* _RECORDS FOR THIS EXERCISE_
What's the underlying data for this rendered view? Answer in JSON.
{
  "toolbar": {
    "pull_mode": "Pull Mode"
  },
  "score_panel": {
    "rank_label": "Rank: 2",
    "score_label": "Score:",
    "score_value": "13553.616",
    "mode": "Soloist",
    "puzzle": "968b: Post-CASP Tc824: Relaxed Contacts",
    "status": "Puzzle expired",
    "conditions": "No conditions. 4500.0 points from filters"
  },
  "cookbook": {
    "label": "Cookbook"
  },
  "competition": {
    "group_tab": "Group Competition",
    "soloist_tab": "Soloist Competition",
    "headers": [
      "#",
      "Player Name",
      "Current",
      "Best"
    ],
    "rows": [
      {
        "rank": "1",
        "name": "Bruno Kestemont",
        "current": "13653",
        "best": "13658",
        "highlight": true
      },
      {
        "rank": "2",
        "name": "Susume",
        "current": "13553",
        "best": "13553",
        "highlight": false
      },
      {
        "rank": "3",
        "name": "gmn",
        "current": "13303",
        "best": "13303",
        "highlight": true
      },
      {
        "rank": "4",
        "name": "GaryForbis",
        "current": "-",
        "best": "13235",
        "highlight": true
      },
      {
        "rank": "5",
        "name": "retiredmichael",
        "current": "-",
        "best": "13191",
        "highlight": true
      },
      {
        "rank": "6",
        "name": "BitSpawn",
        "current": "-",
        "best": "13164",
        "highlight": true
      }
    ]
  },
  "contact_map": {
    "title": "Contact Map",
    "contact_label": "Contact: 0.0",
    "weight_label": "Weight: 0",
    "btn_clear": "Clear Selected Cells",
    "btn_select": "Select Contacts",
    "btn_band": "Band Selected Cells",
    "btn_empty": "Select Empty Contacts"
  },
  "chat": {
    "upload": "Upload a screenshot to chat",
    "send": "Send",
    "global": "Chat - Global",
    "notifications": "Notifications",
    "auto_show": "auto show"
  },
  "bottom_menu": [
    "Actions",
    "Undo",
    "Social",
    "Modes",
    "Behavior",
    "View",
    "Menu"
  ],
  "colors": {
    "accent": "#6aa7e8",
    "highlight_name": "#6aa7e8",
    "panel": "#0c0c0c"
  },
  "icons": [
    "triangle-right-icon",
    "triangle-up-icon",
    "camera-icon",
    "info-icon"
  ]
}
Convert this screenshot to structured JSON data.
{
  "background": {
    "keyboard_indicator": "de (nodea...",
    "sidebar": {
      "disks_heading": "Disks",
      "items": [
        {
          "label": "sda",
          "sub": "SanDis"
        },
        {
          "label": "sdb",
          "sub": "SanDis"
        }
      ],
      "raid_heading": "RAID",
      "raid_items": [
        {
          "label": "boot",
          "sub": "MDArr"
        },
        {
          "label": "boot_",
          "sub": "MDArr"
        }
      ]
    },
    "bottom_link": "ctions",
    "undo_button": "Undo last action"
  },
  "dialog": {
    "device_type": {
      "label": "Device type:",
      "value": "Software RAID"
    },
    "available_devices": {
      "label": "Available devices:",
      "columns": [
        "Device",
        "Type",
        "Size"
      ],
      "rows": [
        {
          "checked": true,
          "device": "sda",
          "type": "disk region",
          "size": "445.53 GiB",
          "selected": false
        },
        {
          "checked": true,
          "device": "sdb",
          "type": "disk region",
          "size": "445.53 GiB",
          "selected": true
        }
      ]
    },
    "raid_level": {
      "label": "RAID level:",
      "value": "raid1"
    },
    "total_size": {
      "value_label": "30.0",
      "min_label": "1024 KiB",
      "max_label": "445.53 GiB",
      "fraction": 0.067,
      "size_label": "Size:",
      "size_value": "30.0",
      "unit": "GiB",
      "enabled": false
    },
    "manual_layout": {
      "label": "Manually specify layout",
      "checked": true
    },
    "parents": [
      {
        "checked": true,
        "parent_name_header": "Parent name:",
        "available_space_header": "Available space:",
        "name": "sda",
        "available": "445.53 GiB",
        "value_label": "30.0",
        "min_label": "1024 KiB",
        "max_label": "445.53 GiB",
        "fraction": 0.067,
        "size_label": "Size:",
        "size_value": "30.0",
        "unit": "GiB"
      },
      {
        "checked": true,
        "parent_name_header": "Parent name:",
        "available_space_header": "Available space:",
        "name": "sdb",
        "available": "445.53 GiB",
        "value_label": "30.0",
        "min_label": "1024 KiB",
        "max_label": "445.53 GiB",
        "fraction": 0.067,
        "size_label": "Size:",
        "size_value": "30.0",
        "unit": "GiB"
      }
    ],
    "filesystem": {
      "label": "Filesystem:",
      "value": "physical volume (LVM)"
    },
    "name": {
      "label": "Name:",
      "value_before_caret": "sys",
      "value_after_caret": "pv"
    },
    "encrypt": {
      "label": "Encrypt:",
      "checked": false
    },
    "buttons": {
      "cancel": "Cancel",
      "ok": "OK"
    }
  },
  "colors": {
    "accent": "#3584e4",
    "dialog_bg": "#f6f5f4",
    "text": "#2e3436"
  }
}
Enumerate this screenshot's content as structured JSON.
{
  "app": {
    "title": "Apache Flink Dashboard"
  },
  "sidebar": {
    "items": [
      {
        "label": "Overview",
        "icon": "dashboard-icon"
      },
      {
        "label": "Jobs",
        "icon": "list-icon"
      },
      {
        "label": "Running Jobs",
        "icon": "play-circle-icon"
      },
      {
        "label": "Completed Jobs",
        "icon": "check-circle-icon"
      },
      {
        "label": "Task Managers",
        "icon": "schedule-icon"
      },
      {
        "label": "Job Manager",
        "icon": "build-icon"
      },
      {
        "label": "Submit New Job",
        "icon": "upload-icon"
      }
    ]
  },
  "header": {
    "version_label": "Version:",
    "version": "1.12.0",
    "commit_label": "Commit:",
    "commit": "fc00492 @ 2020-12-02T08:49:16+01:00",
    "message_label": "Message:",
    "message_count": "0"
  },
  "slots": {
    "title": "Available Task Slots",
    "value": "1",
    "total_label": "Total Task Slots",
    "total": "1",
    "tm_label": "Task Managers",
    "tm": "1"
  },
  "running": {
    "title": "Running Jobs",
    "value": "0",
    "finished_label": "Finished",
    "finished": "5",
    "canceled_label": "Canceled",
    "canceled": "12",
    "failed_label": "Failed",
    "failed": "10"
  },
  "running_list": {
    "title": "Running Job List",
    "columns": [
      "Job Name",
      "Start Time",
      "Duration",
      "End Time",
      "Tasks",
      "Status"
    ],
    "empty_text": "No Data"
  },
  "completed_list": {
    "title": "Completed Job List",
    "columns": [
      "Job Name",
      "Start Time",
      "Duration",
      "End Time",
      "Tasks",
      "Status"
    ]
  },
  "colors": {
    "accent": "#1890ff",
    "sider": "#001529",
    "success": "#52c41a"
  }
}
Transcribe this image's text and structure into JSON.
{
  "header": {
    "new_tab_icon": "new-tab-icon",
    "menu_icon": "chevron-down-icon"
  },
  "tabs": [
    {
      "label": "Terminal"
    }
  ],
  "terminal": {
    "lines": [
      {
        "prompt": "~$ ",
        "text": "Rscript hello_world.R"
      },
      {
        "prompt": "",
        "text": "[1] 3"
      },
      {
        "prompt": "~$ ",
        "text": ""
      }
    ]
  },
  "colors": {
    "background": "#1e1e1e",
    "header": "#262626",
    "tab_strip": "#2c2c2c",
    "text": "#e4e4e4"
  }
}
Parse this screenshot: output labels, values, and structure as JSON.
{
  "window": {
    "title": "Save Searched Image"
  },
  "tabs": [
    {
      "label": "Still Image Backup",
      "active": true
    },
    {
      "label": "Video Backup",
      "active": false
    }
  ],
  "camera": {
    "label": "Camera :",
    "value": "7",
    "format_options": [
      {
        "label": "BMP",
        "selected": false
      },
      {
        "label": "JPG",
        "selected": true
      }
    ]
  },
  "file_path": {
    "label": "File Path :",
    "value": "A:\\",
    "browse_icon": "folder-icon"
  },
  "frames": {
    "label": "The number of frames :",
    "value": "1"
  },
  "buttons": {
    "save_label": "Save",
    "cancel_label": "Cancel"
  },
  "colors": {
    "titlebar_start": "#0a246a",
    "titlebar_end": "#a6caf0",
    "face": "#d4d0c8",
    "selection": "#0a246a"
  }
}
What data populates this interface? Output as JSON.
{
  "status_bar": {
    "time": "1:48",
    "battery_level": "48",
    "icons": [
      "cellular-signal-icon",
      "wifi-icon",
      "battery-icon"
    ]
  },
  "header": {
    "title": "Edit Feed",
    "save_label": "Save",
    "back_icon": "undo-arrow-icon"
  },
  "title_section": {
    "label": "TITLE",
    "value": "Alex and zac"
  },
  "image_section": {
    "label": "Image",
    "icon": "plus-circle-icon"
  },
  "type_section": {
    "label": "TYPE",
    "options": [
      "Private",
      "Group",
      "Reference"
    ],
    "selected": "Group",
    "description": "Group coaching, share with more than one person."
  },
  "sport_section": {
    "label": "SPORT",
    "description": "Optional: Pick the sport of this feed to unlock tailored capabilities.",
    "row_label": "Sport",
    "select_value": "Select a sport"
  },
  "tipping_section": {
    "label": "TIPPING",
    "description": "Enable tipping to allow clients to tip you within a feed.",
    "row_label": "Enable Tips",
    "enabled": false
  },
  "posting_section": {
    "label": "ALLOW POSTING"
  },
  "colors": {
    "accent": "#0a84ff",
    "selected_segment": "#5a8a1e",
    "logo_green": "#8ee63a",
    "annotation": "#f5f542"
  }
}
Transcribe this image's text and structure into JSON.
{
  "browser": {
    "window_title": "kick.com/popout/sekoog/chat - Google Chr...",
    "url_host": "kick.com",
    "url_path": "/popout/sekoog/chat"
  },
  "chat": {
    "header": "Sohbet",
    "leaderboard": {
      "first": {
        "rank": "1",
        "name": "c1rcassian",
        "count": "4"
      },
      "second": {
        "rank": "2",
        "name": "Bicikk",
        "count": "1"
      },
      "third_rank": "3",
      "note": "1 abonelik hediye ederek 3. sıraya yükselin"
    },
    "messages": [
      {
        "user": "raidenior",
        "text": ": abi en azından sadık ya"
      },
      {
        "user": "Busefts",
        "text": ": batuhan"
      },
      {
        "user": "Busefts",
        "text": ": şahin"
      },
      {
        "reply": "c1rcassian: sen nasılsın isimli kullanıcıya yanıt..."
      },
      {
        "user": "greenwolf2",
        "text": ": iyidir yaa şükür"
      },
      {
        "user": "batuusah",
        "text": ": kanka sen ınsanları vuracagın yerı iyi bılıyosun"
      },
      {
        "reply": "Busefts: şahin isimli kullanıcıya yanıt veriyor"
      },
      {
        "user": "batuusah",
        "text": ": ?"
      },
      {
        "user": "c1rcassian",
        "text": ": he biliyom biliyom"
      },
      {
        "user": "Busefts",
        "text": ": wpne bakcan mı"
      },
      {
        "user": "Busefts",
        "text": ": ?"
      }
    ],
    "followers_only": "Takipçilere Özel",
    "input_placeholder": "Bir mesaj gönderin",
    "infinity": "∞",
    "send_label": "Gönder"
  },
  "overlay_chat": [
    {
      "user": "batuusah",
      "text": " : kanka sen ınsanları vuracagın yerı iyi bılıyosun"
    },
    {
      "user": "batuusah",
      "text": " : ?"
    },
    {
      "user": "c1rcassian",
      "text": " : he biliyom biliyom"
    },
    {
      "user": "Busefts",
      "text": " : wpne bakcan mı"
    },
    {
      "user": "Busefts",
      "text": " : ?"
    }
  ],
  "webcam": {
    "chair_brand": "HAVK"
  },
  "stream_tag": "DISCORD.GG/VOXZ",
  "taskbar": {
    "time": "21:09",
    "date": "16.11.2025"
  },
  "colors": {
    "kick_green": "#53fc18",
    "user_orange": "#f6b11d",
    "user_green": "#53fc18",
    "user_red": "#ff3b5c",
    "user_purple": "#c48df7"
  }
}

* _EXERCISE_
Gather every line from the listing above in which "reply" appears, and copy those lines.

* _THE ANSWER_
        "reply": "c1rcassian: sen nasılsın isimli kullanıcıya yanıt..."
        "reply": "Busefts: şahin isimli kullanıcıya yanıt veriyor"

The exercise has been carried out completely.